### YOUR TASK
All of the records below should be retyped exactly, with no pictures included.

### GIVEN DATA
= = = = = = =
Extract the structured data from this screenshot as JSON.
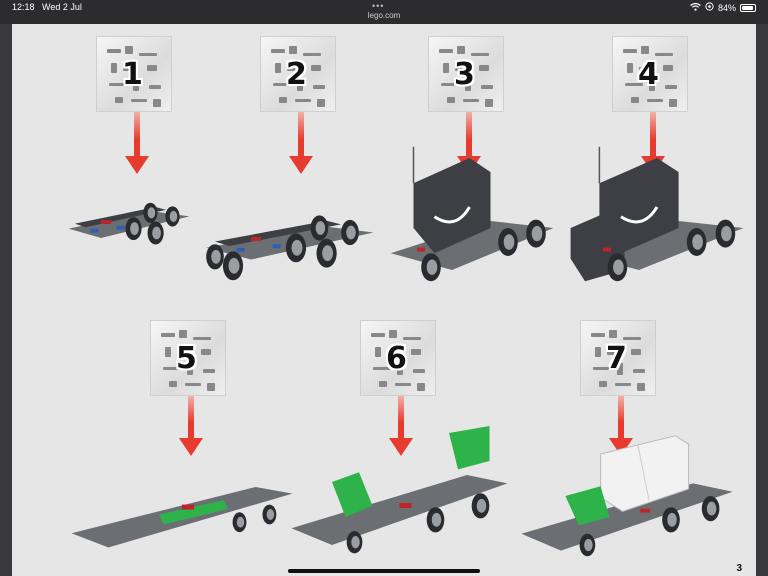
{
  "status": {
    "time": "12:18",
    "date": "Wed 2 Jul",
    "url": "lego.com",
    "battery": "84%"
  },
  "page_number": "3",
  "steps": [
    {
      "number": "1"
    },
    {
      "number": "2"
    },
    {
      "number": "3"
    },
    {
      "number": "4"
    },
    {
      "number": "5"
    },
    {
      "number": "6"
    },
    {
      "number": "7"
    }
  ],
  "colors": {
    "arrow": "#e63b2e",
    "model_dark": "#3d3f44",
    "model_mid": "#6b6e73",
    "accent_red": "#c0242b",
    "accent_green": "#2eb34a",
    "accent_blue": "#2f5fb3",
    "container": "#f2f2f2"
  }
}
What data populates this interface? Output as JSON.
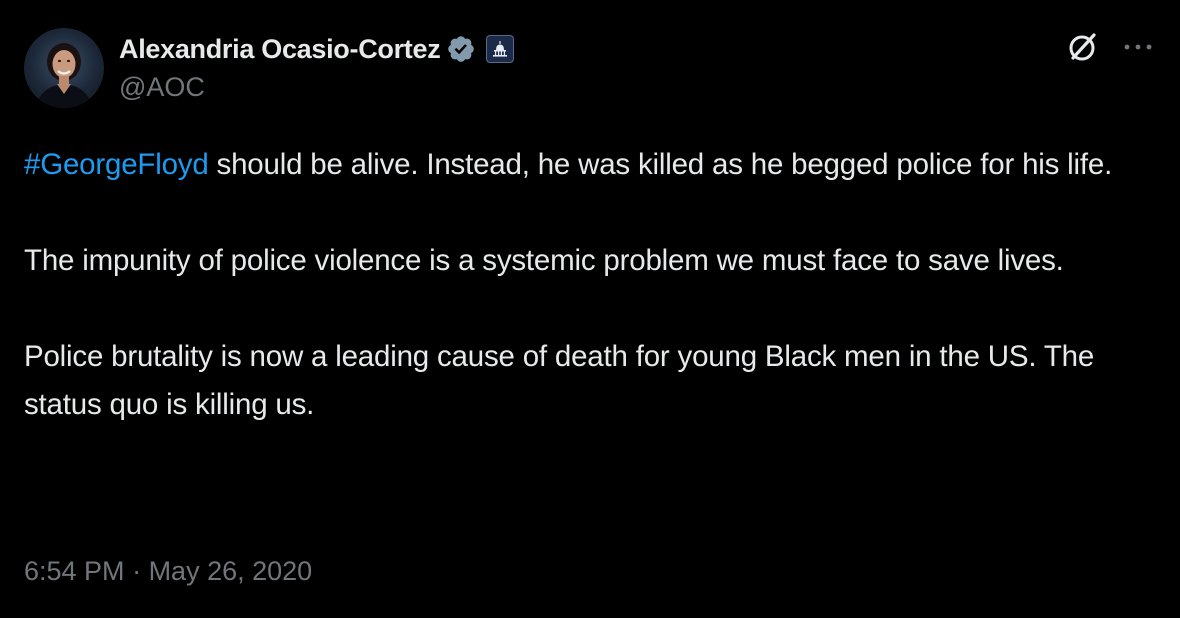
{
  "author": {
    "display_name": "Alexandria Ocasio-Cortez",
    "handle": "@AOC",
    "verified": true,
    "affiliation_badge": "government-capitol-icon"
  },
  "header_actions": {
    "grok_icon": "grok-slash-circle-icon",
    "more_icon": "more-horizontal-icon",
    "more_label": "···"
  },
  "tweet": {
    "hashtag": "#GeorgeFloyd",
    "paragraph1_rest": " should be alive. Instead, he was killed as he begged police for his life.",
    "paragraph2": "The impunity of police violence is a systemic problem we must face to save lives.",
    "paragraph3": "Police brutality is now a leading cause of death for young Black men in the US. The status quo is killing us."
  },
  "timestamp": {
    "time": "6:54 PM",
    "separator": " · ",
    "date": "May 26, 2020"
  },
  "colors": {
    "background": "#000000",
    "text_primary": "#e7e9ea",
    "text_secondary": "#71767b",
    "link": "#1d9bf0",
    "verified_badge": "#829aab"
  }
}
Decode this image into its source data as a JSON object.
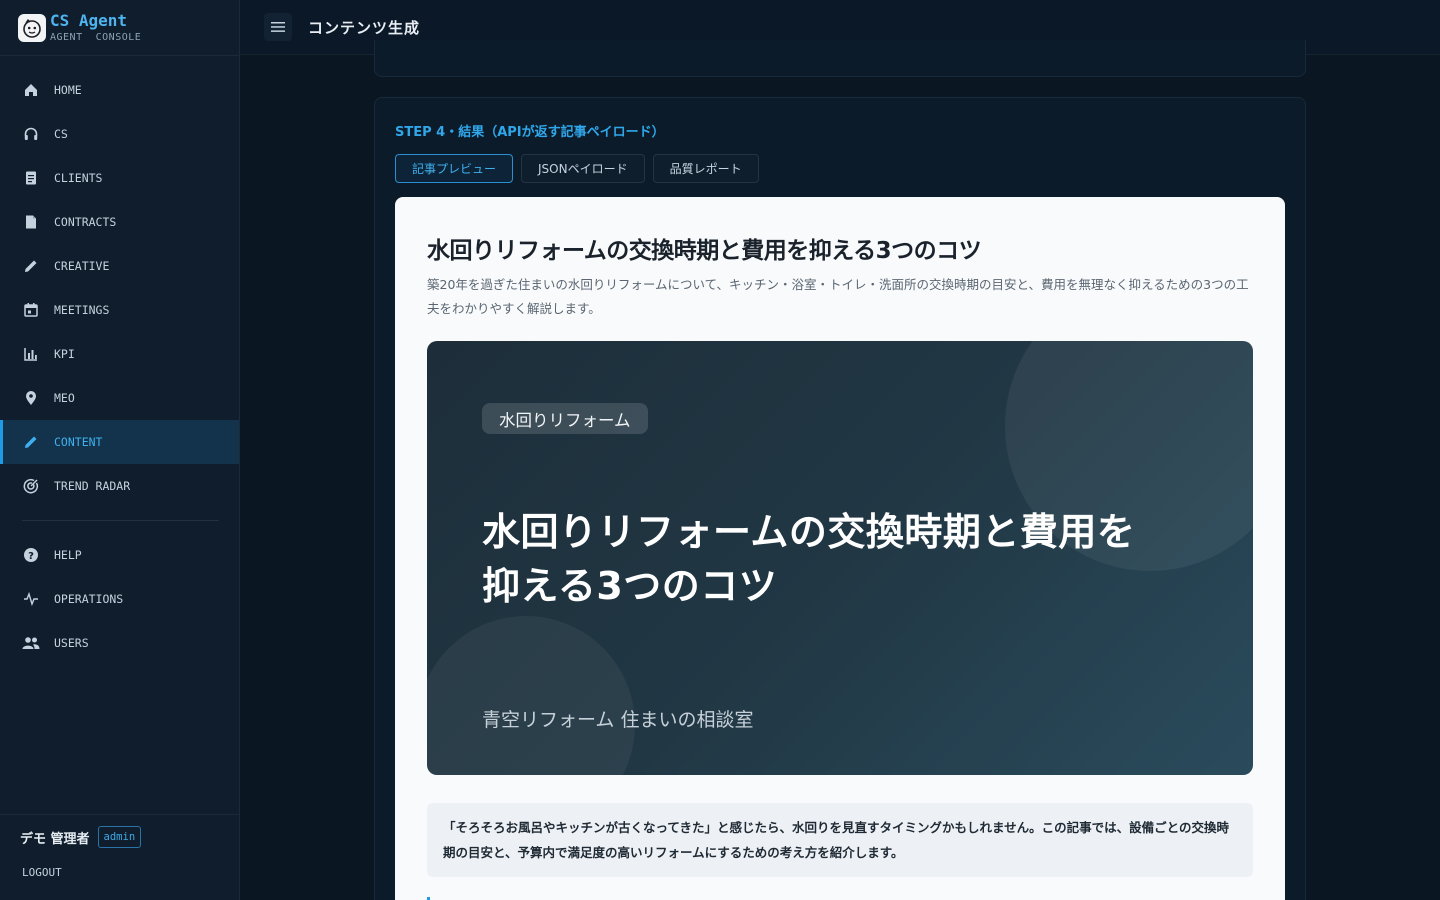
{
  "brand": {
    "title": "CS Agent",
    "subtitle": "AGENT  CONSOLE"
  },
  "sidebar": {
    "items": [
      {
        "label": "HOME",
        "icon": "home-icon"
      },
      {
        "label": "CS",
        "icon": "headset-icon"
      },
      {
        "label": "CLIENTS",
        "icon": "clipboard-icon"
      },
      {
        "label": "CONTRACTS",
        "icon": "document-icon"
      },
      {
        "label": "CREATIVE",
        "icon": "pencil-icon"
      },
      {
        "label": "MEETINGS",
        "icon": "calendar-icon"
      },
      {
        "label": "KPI",
        "icon": "bar-chart-icon"
      },
      {
        "label": "MEO",
        "icon": "map-pin-icon"
      },
      {
        "label": "CONTENT",
        "icon": "pencil-icon",
        "active": true
      },
      {
        "label": "TREND RADAR",
        "icon": "radar-icon"
      }
    ],
    "secondary": [
      {
        "label": "HELP",
        "icon": "help-icon"
      },
      {
        "label": "OPERATIONS",
        "icon": "pulse-icon"
      },
      {
        "label": "USERS",
        "icon": "users-icon"
      }
    ],
    "user": {
      "name": "デモ 管理者",
      "role": "admin"
    },
    "logout": "LOGOUT"
  },
  "header": {
    "title": "コンテンツ生成"
  },
  "step": {
    "title": "STEP 4・結果（APIが返す記事ペイロード）",
    "tabs": [
      "記事プレビュー",
      "JSONペイロード",
      "品質レポート"
    ],
    "active_tab": 0
  },
  "article": {
    "title": "水回りリフォームの交換時期と費用を抑える3つのコツ",
    "description": "築20年を過ぎた住まいの水回りリフォームについて、キッチン・浴室・トイレ・洗面所の交換時期の目安と、費用を無理なく抑えるための3つの工夫をわかりやすく解説します。",
    "hero": {
      "tag": "水回りリフォーム",
      "title": "水回りリフォームの交換時期と費用を抑える3つのコツ",
      "site": "青空リフォーム 住まいの相談室"
    },
    "intro": "「そろそろお風呂やキッチンが古くなってきた」と感じたら、水回りを見直すタイミングかもしれません。この記事では、設備ごとの交換時期の目安と、予算内で満足度の高いリフォームにするための考え方を紹介します。"
  },
  "colors": {
    "accent": "#1e9be6",
    "sidebar_bg": "#0f1d2c",
    "page_bg": "#0a1622"
  }
}
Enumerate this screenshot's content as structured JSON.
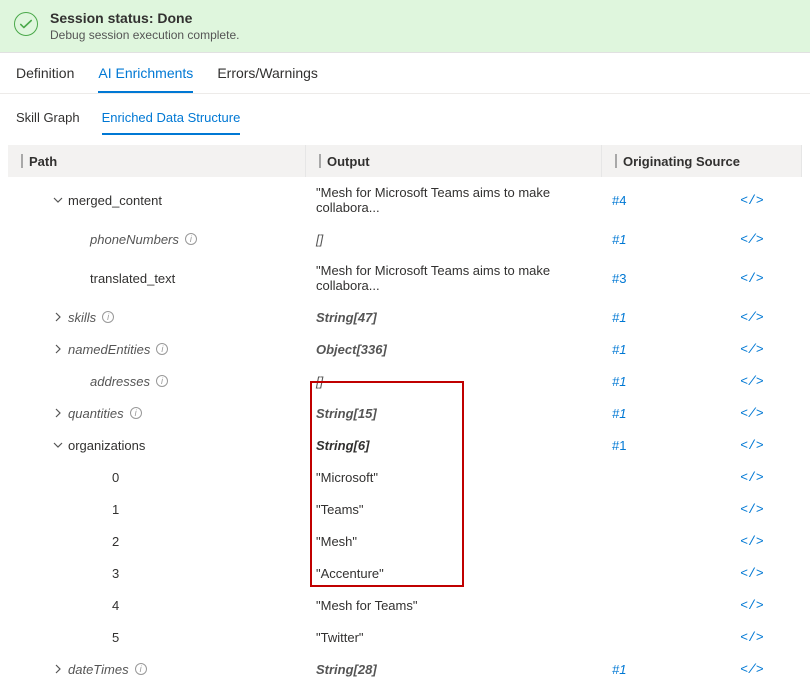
{
  "status": {
    "title": "Session status: Done",
    "subtitle": "Debug session execution complete."
  },
  "main_tabs": [
    "Definition",
    "AI Enrichments",
    "Errors/Warnings"
  ],
  "main_tab_active": 1,
  "sub_tabs": [
    "Skill Graph",
    "Enriched Data Structure"
  ],
  "sub_tab_active": 1,
  "headers": {
    "path": "Path",
    "output": "Output",
    "source": "Originating Source"
  },
  "rows": [
    {
      "path": "merged_content",
      "indent": 1,
      "caret": "down",
      "italic": false,
      "info": false,
      "output": "\"Mesh for Microsoft Teams aims to make collabora...",
      "source": "#4",
      "action": true
    },
    {
      "path": "phoneNumbers",
      "indent": 2,
      "caret": null,
      "italic": true,
      "info": true,
      "output": "[]",
      "source": "#1",
      "action": true
    },
    {
      "path": "translated_text",
      "indent": 2,
      "caret": null,
      "italic": false,
      "info": false,
      "output": "\"Mesh for Microsoft Teams aims to make collabora...",
      "source": "#3",
      "action": true
    },
    {
      "path": "skills",
      "indent": 1,
      "caret": "right",
      "italic": true,
      "info": true,
      "output": "String[47]",
      "output_em": true,
      "source": "#1",
      "action": true
    },
    {
      "path": "namedEntities",
      "indent": 1,
      "caret": "right",
      "italic": true,
      "info": true,
      "output": "Object[336]",
      "output_em": true,
      "source": "#1",
      "action": true
    },
    {
      "path": "addresses",
      "indent": 2,
      "caret": null,
      "italic": true,
      "info": true,
      "output": "[]",
      "source": "#1",
      "action": true
    },
    {
      "path": "quantities",
      "indent": 1,
      "caret": "right",
      "italic": true,
      "info": true,
      "output": "String[15]",
      "output_em": true,
      "source": "#1",
      "action": true
    },
    {
      "path": "organizations",
      "indent": 1,
      "caret": "down",
      "italic": false,
      "info": false,
      "output": "String[6]",
      "output_em": true,
      "source": "#1",
      "action": true
    },
    {
      "path": "0",
      "indent": 3,
      "caret": null,
      "italic": false,
      "info": false,
      "output": "\"Microsoft\"",
      "source": "",
      "action": true
    },
    {
      "path": "1",
      "indent": 3,
      "caret": null,
      "italic": false,
      "info": false,
      "output": "\"Teams\"",
      "source": "",
      "action": true
    },
    {
      "path": "2",
      "indent": 3,
      "caret": null,
      "italic": false,
      "info": false,
      "output": "\"Mesh\"",
      "source": "",
      "action": true
    },
    {
      "path": "3",
      "indent": 3,
      "caret": null,
      "italic": false,
      "info": false,
      "output": "\"Accenture\"",
      "source": "",
      "action": true
    },
    {
      "path": "4",
      "indent": 3,
      "caret": null,
      "italic": false,
      "info": false,
      "output": "\"Mesh for Teams\"",
      "source": "",
      "action": true
    },
    {
      "path": "5",
      "indent": 3,
      "caret": null,
      "italic": false,
      "info": false,
      "output": "\"Twitter\"",
      "source": "",
      "action": true
    },
    {
      "path": "dateTimes",
      "indent": 1,
      "caret": "right",
      "italic": true,
      "info": true,
      "output": "String[28]",
      "output_em": true,
      "source": "#1",
      "action": true
    }
  ]
}
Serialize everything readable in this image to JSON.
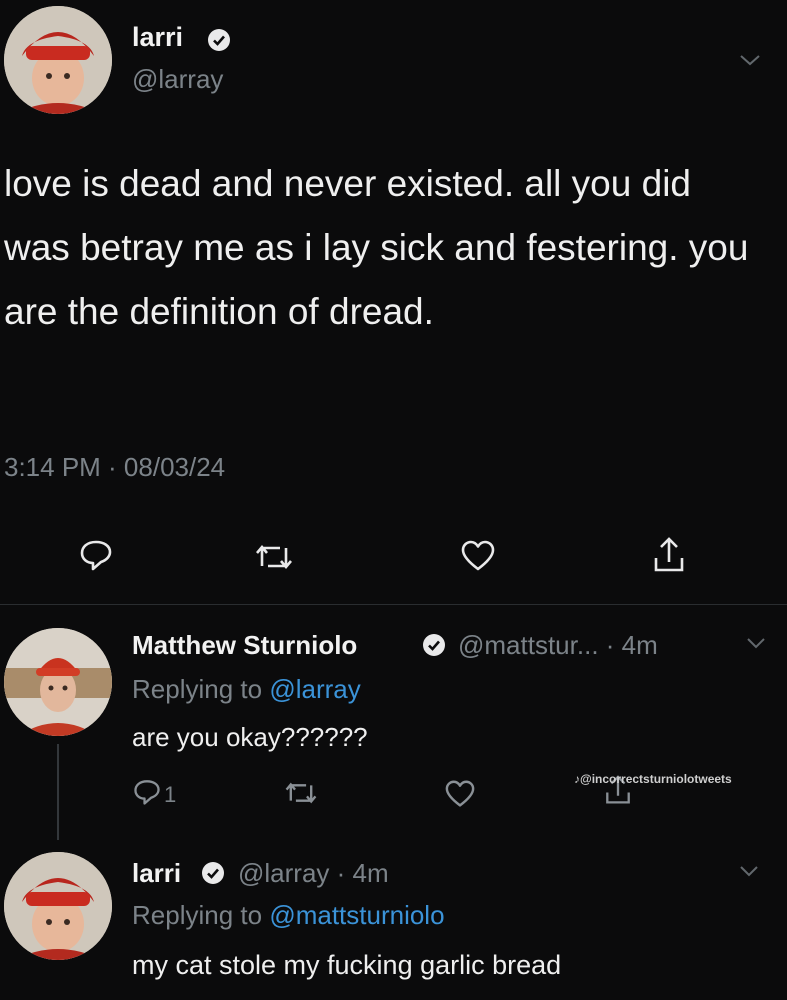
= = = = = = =
### TASK RESPONSE
Extract the structured data from this screenshot as JSON.
{
  "status": {
    "time": "12:18",
    "date": "Wed 2 Jul",
    "url": "lego.com",
    "battery": "84%"
  },
  "page_number": "3",
  "steps": [
    {
      "number": "1"
    },
    {
      "number": "2"
    },
    {
      "number": "3"
    },
    {
      "number": "4"
    },
    {
      "number": "5"
    },
    {
      "number": "6"
    },
    {
      "number": "7"
    }
  ],
  "colors": {
    "arrow": "#e63b2e",
    "model_dark": "#3d3f44",
    "model_mid": "#6b6e73",
    "accent_red": "#c0242b",
    "accent_green": "#2eb34a",
    "accent_blue": "#2f5fb3",
    "container": "#f2f2f2"
  }
}
What data populates this interface? Output as JSON.
{
  "author": {
    "display_name": "Alexandria Ocasio-Cortez",
    "handle": "@AOC",
    "verified": true,
    "affiliation_badge": "government-capitol-icon"
  },
  "header_actions": {
    "grok_icon": "grok-slash-circle-icon",
    "more_icon": "more-horizontal-icon",
    "more_label": "···"
  },
  "tweet": {
    "hashtag": "#GeorgeFloyd",
    "paragraph1_rest": " should be alive. Instead, he was killed as he begged police for his life.",
    "paragraph2": "The impunity of police violence is a systemic problem we must face to save lives.",
    "paragraph3": "Police brutality is now a leading cause of death for young Black men in the US. The status quo is killing us."
  },
  "timestamp": {
    "time": "6:54 PM",
    "separator": " · ",
    "date": "May 26, 2020"
  },
  "colors": {
    "background": "#000000",
    "text_primary": "#e7e9ea",
    "text_secondary": "#71767b",
    "link": "#1d9bf0",
    "verified_badge": "#829aab"
  }
}
Decode this image into its source data as a JSON object.
{
  "brand": {
    "title": "CS Agent",
    "subtitle": "AGENT  CONSOLE"
  },
  "sidebar": {
    "items": [
      {
        "label": "HOME",
        "icon": "home-icon"
      },
      {
        "label": "CS",
        "icon": "headset-icon"
      },
      {
        "label": "CLIENTS",
        "icon": "clipboard-icon"
      },
      {
        "label": "CONTRACTS",
        "icon": "document-icon"
      },
      {
        "label": "CREATIVE",
        "icon": "pencil-icon"
      },
      {
        "label": "MEETINGS",
        "icon": "calendar-icon"
      },
      {
        "label": "KPI",
        "icon": "bar-chart-icon"
      },
      {
        "label": "MEO",
        "icon": "map-pin-icon"
      },
      {
        "label": "CONTENT",
        "icon": "pencil-icon",
        "active": true
      },
      {
        "label": "TREND RADAR",
        "icon": "radar-icon"
      }
    ],
    "secondary": [
      {
        "label": "HELP",
        "icon": "help-icon"
      },
      {
        "label": "OPERATIONS",
        "icon": "pulse-icon"
      },
      {
        "label": "USERS",
        "icon": "users-icon"
      }
    ],
    "user": {
      "name": "デモ 管理者",
      "role": "admin"
    },
    "logout": "LOGOUT"
  },
  "header": {
    "title": "コンテンツ生成"
  },
  "step": {
    "title": "STEP 4・結果（APIが返す記事ペイロード）",
    "tabs": [
      "記事プレビュー",
      "JSONペイロード",
      "品質レポート"
    ],
    "active_tab": 0
  },
  "article": {
    "title": "水回りリフォームの交換時期と費用を抑える3つのコツ",
    "description": "築20年を過ぎた住まいの水回りリフォームについて、キッチン・浴室・トイレ・洗面所の交換時期の目安と、費用を無理なく抑えるための3つの工夫をわかりやすく解説します。",
    "hero": {
      "tag": "水回りリフォーム",
      "title": "水回りリフォームの交換時期と費用を抑える3つのコツ",
      "site": "青空リフォーム 住まいの相談室"
    },
    "intro": "「そろそろお風呂やキッチンが古くなってきた」と感じたら、水回りを見直すタイミングかもしれません。この記事では、設備ごとの交換時期の目安と、予算内で満足度の高いリフォームにするための考え方を紹介します。"
  },
  "colors": {
    "accent": "#1e9be6",
    "sidebar_bg": "#0f1d2c",
    "page_bg": "#0a1622"
  }
}
Enumerate this screenshot's content as structured JSON.
{
  "status": {
    "title": "Session status: Done",
    "subtitle": "Debug session execution complete."
  },
  "main_tabs": [
    "Definition",
    "AI Enrichments",
    "Errors/Warnings"
  ],
  "main_tab_active": 1,
  "sub_tabs": [
    "Skill Graph",
    "Enriched Data Structure"
  ],
  "sub_tab_active": 1,
  "headers": {
    "path": "Path",
    "output": "Output",
    "source": "Originating Source"
  },
  "rows": [
    {
      "path": "merged_content",
      "indent": 1,
      "caret": "down",
      "italic": false,
      "info": false,
      "output": "\"Mesh for Microsoft Teams aims to make collabora...",
      "source": "#4",
      "action": true
    },
    {
      "path": "phoneNumbers",
      "indent": 2,
      "caret": null,
      "italic": true,
      "info": true,
      "output": "[]",
      "source": "#1",
      "action": true
    },
    {
      "path": "translated_text",
      "indent": 2,
      "caret": null,
      "italic": false,
      "info": false,
      "output": "\"Mesh for Microsoft Teams aims to make collabora...",
      "source": "#3",
      "action": true
    },
    {
      "path": "skills",
      "indent": 1,
      "caret": "right",
      "italic": true,
      "info": true,
      "output": "String[47]",
      "output_em": true,
      "source": "#1",
      "action": true
    },
    {
      "path": "namedEntities",
      "indent": 1,
      "caret": "right",
      "italic": true,
      "info": true,
      "output": "Object[336]",
      "output_em": true,
      "source": "#1",
      "action": true
    },
    {
      "path": "addresses",
      "indent": 2,
      "caret": null,
      "italic": true,
      "info": true,
      "output": "[]",
      "source": "#1",
      "action": true
    },
    {
      "path": "quantities",
      "indent": 1,
      "caret": "right",
      "italic": true,
      "info": true,
      "output": "String[15]",
      "output_em": true,
      "source": "#1",
      "action": true
    },
    {
      "path": "organizations",
      "indent": 1,
      "caret": "down",
      "italic": false,
      "info": false,
      "output": "String[6]",
      "output_em": true,
      "source": "#1",
      "action": true
    },
    {
      "path": "0",
      "indent": 3,
      "caret": null,
      "italic": false,
      "info": false,
      "output": "\"Microsoft\"",
      "source": "",
      "action": true
    },
    {
      "path": "1",
      "indent": 3,
      "caret": null,
      "italic": false,
      "info": false,
      "output": "\"Teams\"",
      "source": "",
      "action": true
    },
    {
      "path": "2",
      "indent": 3,
      "caret": null,
      "italic": false,
      "info": false,
      "output": "\"Mesh\"",
      "source": "",
      "action": true
    },
    {
      "path": "3",
      "indent": 3,
      "caret": null,
      "italic": false,
      "info": false,
      "output": "\"Accenture\"",
      "source": "",
      "action": true
    },
    {
      "path": "4",
      "indent": 3,
      "caret": null,
      "italic": false,
      "info": false,
      "output": "\"Mesh for Teams\"",
      "source": "",
      "action": true
    },
    {
      "path": "5",
      "indent": 3,
      "caret": null,
      "italic": false,
      "info": false,
      "output": "\"Twitter\"",
      "source": "",
      "action": true
    },
    {
      "path": "dateTimes",
      "indent": 1,
      "caret": "right",
      "italic": true,
      "info": true,
      "output": "String[28]",
      "output_em": true,
      "source": "#1",
      "action": true
    }
  ]
}
Serialize everything readable in this image to JSON.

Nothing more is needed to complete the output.